I reply

Your examples ignore my qualifier “striking empirical regularities are observed”. The prediction of the bending of light came from general relativity — the striking empirical regularities were than the location of planets can be predicted given the model that they orbit in ellipses with the sun at a focus, that their angular momentum is constant, that the period of their inverse to the average distance to the sun to the 1.5. These striking empirical regularities were described by Kepler. Based on these striking empirical regularities, Newton proposed a theory of gravity which was used to, among other things, predict that there was a planet around where Neptune was found (and not by coincidence).

In developing his theory of gravity, Einstein matched the same striking empirical regularities used by Newton, plus the innumerable data which fit Newton’s model. Also he fit the fact that the perihelion of mercury precesses 90 seconds of an arc per mercurian year.

The theory which fit all of those facts successfully predicted how much light was bent by gravity.

So we have very striking stylized facts based on observation. We have a theory which fits a huge amount of data. We have a prediction — then we have confirmation.

I didn’t mean to suggest that the theory simply restated the empirical regularity which was already observed. What I wrote and what I meant was that a theory which doesn’t fit a whole whole lot of facts really well has not yet amounted to anything.

In physics a good shortcut to a theory which fits a whole lot of facts is one that gives the old theory as a special case under the conditions where the old theory fit an amazing number of facts.
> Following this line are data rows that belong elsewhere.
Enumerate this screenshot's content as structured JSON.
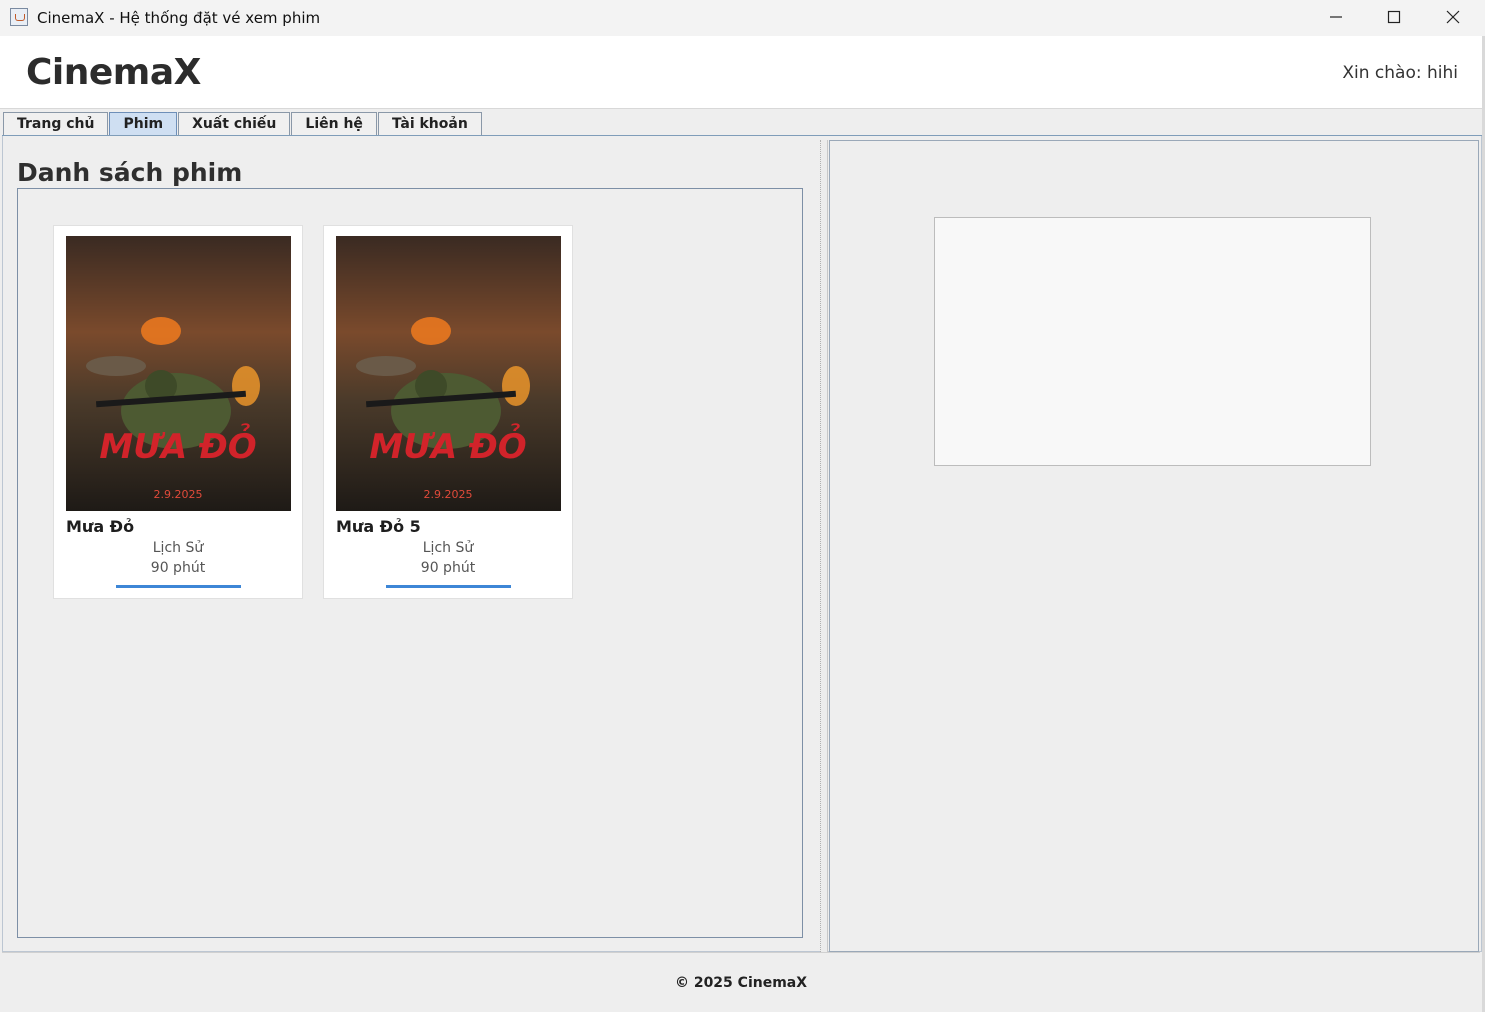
{
  "window": {
    "title": "CinemaX - Hệ thống đặt vé xem phim",
    "minimize_icon": "minimize-icon",
    "maximize_icon": "maximize-icon",
    "close_icon": "close-icon"
  },
  "header": {
    "brand": "CinemaX",
    "greeting": "Xin chào: hihi"
  },
  "tabs": [
    {
      "label": "Trang chủ",
      "active": false
    },
    {
      "label": "Phim",
      "active": true
    },
    {
      "label": "Xuất chiếu",
      "active": false
    },
    {
      "label": "Liên hệ",
      "active": false
    },
    {
      "label": "Tài khoản",
      "active": false
    }
  ],
  "movie_list": {
    "title": "Danh sách phim",
    "movies": [
      {
        "name": "Mưa Đỏ",
        "genre": "Lịch Sử",
        "duration": "90 phút",
        "poster_title": "MƯA ĐỎ",
        "poster_date": "2.9.2025"
      },
      {
        "name": "Mưa Đỏ 5",
        "genre": "Lịch Sử",
        "duration": "90 phút",
        "poster_title": "MƯA ĐỎ",
        "poster_date": "2.9.2025"
      }
    ]
  },
  "footer": {
    "text": "© 2025 CinemaX"
  },
  "colors": {
    "accent_bar": "#3d86d6",
    "active_tab": "#cfdff2",
    "poster_red": "#d2232a"
  }
}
Thus the later theorist (Einstein) doesn’t have to deal directly with the data fit by the old theory (locations of planets) because he knows the stylized fact that, except for the precession of the perihelion of Mercury, the old theory is consistent with the data (and that anomaly depends on the assumption that the Sun is a rigid sphere and that no forces but gravity are relevanat and that there is not another planet even closer to the Sun where it would be almost impossible to see).ù

In contrasst, the prediction that there are black holes has not been confirmed empirically. It is known that there are extremely massive and dense bodies such that *according to theory* they should be black holes. However, what is actually observed is the accreation disk outside of the event horizon. The claim that there is a black hole as opposed to an extremely massive and dense object which is not a black hole because the theory is wrong is based on pure extrapolation based on the assumption that the theory is true.

No empirical observation confirms the theoretical prediction that there should be black holes. The data show that there are objects massive and dense enough so that *if* the theory is true they are black holes.

My view is that theorizing is worth while once one has achieved something with atheoretic empiricism. A theory which fits the facts is worth investigating. Before we have such a theory, we can try to think of one, but we shouldn’t claim we know things are true because they are implied by the theory until it has surprising success in fitting the facts, that is, does much much better than reduced form empirical models with the same number of free parameters.

We can also follow the approach which I think is more likely to be fruitful (because unlike the start with a theory approach it has had some success in the past) and try to develope stylized facts with a descriptive approach.

I am not criticizing Newton or Einstein. I am arguing one shouldn’t try to be a Newton until there has been a Kepler. No example has yet been presented of a useful Newton without a preceding Kepler (I hope I have made clear what I mean). I do not believe that there is one.